Yes. Lump sum contract means the contractor has to execute the works for a specified amount fixed in the contract. In a lump sum contract, the contractor is bound to execute works for the completion of the project as detailed in the contract documents; in some cases a bill of quantities will also be included. In either case if a specific work is not detailed in the contract or if alterations are required, then it can be treated as a variation.
Examples of variation in lump sum contracts
An example of variation in lump sum contract is removal of a building or structure which is not described anywhere in drawings or contract documents. Another example is alteration to the details mentioned such as replacing painting works with tiling. A variation order is required to be obtained from the owner/ Engineer before executing the works.

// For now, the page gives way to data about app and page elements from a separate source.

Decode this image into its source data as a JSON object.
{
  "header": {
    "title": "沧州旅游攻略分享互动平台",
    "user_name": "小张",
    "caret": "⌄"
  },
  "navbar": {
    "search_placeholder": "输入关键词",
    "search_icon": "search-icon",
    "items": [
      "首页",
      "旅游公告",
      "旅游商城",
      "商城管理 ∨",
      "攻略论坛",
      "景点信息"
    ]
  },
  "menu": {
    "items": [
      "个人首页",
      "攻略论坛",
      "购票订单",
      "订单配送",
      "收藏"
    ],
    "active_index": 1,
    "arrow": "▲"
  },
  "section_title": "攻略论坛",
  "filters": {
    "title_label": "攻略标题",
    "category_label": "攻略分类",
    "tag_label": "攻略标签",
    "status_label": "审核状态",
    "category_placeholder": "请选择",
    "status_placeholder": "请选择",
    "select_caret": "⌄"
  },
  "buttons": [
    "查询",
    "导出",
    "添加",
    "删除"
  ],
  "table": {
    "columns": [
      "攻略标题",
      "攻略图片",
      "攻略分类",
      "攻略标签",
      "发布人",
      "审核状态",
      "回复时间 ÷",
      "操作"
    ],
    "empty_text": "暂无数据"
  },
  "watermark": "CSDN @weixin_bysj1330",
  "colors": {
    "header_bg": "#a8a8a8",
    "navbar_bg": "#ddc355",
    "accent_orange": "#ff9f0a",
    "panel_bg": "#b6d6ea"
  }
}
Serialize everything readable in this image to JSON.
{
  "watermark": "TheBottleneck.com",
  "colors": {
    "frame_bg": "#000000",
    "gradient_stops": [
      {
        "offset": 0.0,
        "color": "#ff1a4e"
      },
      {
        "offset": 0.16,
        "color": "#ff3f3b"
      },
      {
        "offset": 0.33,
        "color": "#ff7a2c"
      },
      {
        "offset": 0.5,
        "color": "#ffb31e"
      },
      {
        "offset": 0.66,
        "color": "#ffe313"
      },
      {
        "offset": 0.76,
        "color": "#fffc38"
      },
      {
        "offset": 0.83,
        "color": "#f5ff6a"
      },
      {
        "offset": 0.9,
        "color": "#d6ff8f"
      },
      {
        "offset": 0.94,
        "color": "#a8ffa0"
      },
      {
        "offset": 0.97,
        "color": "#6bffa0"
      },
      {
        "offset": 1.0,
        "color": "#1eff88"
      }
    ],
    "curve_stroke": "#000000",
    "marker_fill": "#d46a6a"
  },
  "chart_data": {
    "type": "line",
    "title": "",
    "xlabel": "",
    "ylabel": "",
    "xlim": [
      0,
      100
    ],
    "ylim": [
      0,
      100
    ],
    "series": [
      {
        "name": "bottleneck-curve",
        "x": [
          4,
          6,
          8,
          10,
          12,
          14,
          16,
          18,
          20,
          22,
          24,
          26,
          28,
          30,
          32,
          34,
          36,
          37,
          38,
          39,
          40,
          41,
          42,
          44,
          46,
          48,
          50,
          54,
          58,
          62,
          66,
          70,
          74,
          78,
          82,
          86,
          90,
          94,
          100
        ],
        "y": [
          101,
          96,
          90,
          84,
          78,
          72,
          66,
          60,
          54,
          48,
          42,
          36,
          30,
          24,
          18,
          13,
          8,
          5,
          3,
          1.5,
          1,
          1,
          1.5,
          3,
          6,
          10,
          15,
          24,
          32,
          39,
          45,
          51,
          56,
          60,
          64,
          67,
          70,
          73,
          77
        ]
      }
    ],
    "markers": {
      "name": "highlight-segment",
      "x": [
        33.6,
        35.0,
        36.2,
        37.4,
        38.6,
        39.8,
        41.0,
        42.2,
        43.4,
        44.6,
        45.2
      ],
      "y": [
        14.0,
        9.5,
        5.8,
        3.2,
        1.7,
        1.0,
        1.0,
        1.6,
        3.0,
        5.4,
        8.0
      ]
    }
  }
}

Sometimes a provisional sum will be incorporated in the contract for works which cannot be detailed or enough information are not available at the time of tender. Please visit our pages on provisional sums, contingency allowance, day works etc. for more information.
Variation provisions are detailed in Clause 51.1 of FIDIC Red Book1987 and Clause 13.1 of 1999 edition.
More Articles in Civil Engineering
Are Contractors Entitled for Variations in Lump Sum Contracts? – Read Article
What is Day Work in Construction Contracts? – Read Article
How to Calculate Earthwork Volume Using Simpson’s Rule? – Read Article
What is Contingency Allowance in a Construction Contract? – Read Article
What is Clause 14 programme? – Read Article
What is FIDIC? – Read Article
What is Prime Cost Sum in Construction Contracts? – Read Article
What is Provisional Sum in Construction Contracts? – Read Article
What is TOR Steel? – Read Article
Search engine keywords
Variations in Lumpsum Contract, Lump sum variations in BOQ, Bill of Quantities Variations in lump sum projects